I am wondering if Joseph Tews is a mind reader, or if he can somehow see my draft blog posts before they are published. Joking aside, it turns out that the same day he posted about Symantec Endpoint Protection, he also posted about this topic that I was planning to post about. Unless he has a super power, then I will have to believe that these issues are faced by enough people to warrant multiple blog posts.
The issue for this post is one that almost everyone has seen at some time. Microsoft Dynamics GP or Microsoft Dynamics GP Utilities showing as Not Responding and maybe even receiving a dialog from the operating system offering to close the application forcibly. This is especially common when using Dynamics Utilities to create or upgrade databases.
So, I wanted to discuss what causes the “Not Responding” state and what actions should be taken when it occurs.
NOTE: If you terminate the application while it is still busy working and manipulating SQL data, you could cause data corruption and be required to restore a backup of the data.
In simple terms, whenever you swap focus to another application or move a window around to cover or expose another application, the Windows operating system sends a request to all the applications involved to redraw their screens.
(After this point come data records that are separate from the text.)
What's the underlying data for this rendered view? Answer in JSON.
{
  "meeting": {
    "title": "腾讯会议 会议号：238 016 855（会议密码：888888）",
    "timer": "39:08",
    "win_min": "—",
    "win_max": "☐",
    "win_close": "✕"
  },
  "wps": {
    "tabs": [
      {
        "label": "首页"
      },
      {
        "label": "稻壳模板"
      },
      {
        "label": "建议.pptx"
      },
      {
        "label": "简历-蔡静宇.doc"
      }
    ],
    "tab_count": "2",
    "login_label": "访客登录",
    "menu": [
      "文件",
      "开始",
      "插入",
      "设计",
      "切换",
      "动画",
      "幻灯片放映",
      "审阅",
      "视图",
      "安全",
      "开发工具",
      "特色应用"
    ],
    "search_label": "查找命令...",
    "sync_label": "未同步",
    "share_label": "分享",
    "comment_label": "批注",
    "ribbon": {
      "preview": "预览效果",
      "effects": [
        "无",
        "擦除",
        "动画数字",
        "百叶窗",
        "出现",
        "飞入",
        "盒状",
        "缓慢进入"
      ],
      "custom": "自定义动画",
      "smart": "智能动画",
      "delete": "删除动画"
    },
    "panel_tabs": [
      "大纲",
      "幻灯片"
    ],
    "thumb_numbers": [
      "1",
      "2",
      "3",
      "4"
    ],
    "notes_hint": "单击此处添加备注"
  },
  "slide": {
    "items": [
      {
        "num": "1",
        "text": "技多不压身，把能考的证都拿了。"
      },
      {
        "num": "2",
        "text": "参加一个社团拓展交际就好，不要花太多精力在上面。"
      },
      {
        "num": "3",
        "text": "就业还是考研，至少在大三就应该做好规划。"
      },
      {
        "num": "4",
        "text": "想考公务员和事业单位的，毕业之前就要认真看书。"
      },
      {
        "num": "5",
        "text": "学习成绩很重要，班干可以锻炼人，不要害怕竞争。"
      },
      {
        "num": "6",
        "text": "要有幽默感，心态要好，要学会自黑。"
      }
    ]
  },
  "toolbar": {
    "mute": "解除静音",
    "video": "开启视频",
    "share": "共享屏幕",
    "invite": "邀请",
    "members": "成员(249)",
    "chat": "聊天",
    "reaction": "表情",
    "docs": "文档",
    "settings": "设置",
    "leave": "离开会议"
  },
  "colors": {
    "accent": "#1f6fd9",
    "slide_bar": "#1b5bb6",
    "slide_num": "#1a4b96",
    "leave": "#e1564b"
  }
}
If this does not happen within a short period of time, then Windows marks the application as Not Responding and will pop up a dialog offering to close the program.
The question here is …. Even if Microsoft Dynamics GP is not responding, has it stopped working? Usually, the answer is No.
The Dexterity runtime engine (on which Microsoft Dynamics GP runs) only updates the screens when control is returned to the user interface or when updating the user interface, so if the application is busy processing Dexterity code or busy waiting for SQL Server processing to complete and there is no changes to display on the screen, it will not redraw the screen and appear to Windows to be Not Responding. The truth is that the application is just too busy to update its screen and Windows (especially the newer versions) is just being impatient.
To get a little more technical, here is an explanation from my fellow Escalation Engineer, Aaron Donat:
The Dexterity runtime will usually have two or more connections to the SQL Server per client instance; which to Microsoft Dynamics GP is considered a foreground and background connection. When either a foreground or background process is executed by the Dynamics GP Client, those connections are invoked through the Dexterity runtime. When this occurs, the Dexterity runtime engine can end up in a “waiting state” for as long as the external process takes to complete and return. During this waiting period, the OS level “pings” from the Dexterity runtime will eventually stop functioning at given specific threshold. Once the OS level pings cease, the operating system takes and marks the application as “Not Responding” because of the lack of response between the two applications. This threshold is more clearly defined and pronounced on Windows 7 / Server 2008 operating systems than on Windows XP / Server 2003. In addition, the cause for this issue doesn’t specifically have to be a SQL connection that isn’t responding. Other cases could be large calculations, lack of hardware resource, a business logic issue within the application, an external application such as a Web Browser or Office Application using shared resources and anti-viruses.
As soon as it has completed what it is working on or has an update for the screen, it will redraw its window.
So, how can I tell that Microsoft Dynamics GP is still running and that I should just “Wait for the program to respond”.
There are five possible situations:
- The application is running Dexterity code that does not access SQL data and just needs time to finish.
- The application is running Dexterity code that does access SQL data and just needs time to finish.
- The application is running Dexterity code that does not access SQL data and has entered an infinite loop.
- The application is running Dexterity code that does access SQL data and has entered an infinite loop.
- The application has frozen and is no longer processing.
For situations 1 and 3, it will be difficult to tell whether time will fix the problem. You can watch the CPU usage in the Task Manager and see if it fluctuates (still working) or is maxed out (probably looping). Fortunately, most activities in the application do involve some access of SQL data, and these situations are rare.
For situations 2 and 4, you can check if SQL Server is processing, you can use the Activity Monitor to see an overview of the activity that SQL Server is doing or you can start a SQL Profile Trace to watch the actually commands being executed.
For the SQL Profile Trace approach, start the SQL Server Profiler from the Tools menu. Connect to SQL Server and use the Events Selection tab to make sure the following events are selected. You might need to check the Show all events checkbox:
- TSQL: SQL:StmtCompleted
- TSQL: SQL:StmtStarting
For more information on how to use the SQL Server Profiler, see the MSDN articles below:
- MSDN: How to: Create a Trace (SQL Server Profiler)
- MSDN: How to: Specify Events for a Trace File (SQL Server Profiler)
Situation 4 can be identified with the SQL Profile trace, when the logged events keep repeating without changing the records they are working on.
For situation 5, you will see no activity at the SQL Server level and probably no CPU usage in the Task Manager. In this case, you only course of action would be to forcibly close the application using Task Manager.
If you do have to forcibly close the application at anytime, you would be safest to restore a backup, or at least closely check the data that was being touched to ensure there is no data corruption.
Also check out this post form the Dynamics GP Support and Services Blog:
Hope this information is helpful.
13-Sep-2012: Added Link to post by Chris Bulson.